**Records provided**
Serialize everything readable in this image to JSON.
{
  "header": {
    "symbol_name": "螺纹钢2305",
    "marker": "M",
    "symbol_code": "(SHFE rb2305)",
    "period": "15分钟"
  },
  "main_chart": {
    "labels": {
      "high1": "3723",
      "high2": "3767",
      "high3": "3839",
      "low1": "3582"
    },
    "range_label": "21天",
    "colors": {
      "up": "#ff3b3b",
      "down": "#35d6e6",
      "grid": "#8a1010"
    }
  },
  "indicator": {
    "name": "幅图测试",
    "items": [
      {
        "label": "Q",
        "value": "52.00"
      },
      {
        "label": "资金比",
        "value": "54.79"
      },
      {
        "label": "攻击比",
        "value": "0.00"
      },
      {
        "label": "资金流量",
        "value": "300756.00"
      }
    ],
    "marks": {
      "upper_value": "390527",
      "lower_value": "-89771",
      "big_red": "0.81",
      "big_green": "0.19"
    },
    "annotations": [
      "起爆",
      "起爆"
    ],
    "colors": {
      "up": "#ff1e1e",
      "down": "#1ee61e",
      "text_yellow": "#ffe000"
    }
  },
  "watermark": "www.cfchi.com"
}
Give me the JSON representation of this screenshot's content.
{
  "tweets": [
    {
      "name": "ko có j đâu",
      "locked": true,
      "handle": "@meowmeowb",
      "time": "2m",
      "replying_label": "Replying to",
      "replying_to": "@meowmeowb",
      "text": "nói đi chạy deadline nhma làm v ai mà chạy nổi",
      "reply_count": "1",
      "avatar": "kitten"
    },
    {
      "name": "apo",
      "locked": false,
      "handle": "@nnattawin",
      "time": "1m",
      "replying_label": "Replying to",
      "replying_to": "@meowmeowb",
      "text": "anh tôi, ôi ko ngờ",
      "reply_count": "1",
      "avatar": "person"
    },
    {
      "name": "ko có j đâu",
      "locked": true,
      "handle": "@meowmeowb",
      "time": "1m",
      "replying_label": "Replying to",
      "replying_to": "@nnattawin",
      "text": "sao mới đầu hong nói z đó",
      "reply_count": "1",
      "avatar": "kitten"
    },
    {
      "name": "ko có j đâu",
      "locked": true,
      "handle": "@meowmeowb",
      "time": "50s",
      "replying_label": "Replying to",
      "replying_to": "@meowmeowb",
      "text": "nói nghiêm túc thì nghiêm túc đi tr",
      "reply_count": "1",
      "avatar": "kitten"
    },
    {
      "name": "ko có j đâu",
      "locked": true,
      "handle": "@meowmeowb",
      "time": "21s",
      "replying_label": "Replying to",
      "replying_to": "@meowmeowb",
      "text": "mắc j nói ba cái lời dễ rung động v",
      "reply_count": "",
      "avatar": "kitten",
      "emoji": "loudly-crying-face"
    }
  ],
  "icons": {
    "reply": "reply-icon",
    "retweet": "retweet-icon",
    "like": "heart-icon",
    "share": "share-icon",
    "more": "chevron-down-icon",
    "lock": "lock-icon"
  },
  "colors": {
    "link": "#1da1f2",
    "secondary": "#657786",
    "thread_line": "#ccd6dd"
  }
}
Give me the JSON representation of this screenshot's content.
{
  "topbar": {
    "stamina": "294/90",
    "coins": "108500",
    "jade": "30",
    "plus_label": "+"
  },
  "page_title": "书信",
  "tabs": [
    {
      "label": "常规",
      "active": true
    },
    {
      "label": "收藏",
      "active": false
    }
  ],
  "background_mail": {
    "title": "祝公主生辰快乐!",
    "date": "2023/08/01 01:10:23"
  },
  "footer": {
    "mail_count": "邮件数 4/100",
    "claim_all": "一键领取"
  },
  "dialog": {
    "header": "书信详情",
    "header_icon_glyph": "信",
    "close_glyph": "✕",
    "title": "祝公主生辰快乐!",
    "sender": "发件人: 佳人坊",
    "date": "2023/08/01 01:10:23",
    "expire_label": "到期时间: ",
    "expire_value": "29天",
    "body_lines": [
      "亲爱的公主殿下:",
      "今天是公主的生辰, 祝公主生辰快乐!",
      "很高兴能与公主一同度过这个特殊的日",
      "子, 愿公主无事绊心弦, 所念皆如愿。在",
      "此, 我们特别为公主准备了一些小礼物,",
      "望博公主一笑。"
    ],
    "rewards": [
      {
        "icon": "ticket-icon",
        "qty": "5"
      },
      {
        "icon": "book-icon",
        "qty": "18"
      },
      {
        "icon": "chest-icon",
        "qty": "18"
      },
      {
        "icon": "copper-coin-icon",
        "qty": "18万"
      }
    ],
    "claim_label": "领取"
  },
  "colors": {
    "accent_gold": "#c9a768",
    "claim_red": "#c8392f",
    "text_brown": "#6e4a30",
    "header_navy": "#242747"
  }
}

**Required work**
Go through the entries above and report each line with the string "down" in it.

**Reply**
      "down": "#35d6e6",
      "down": "#1ee61e",
    "more": "chevron-down-icon",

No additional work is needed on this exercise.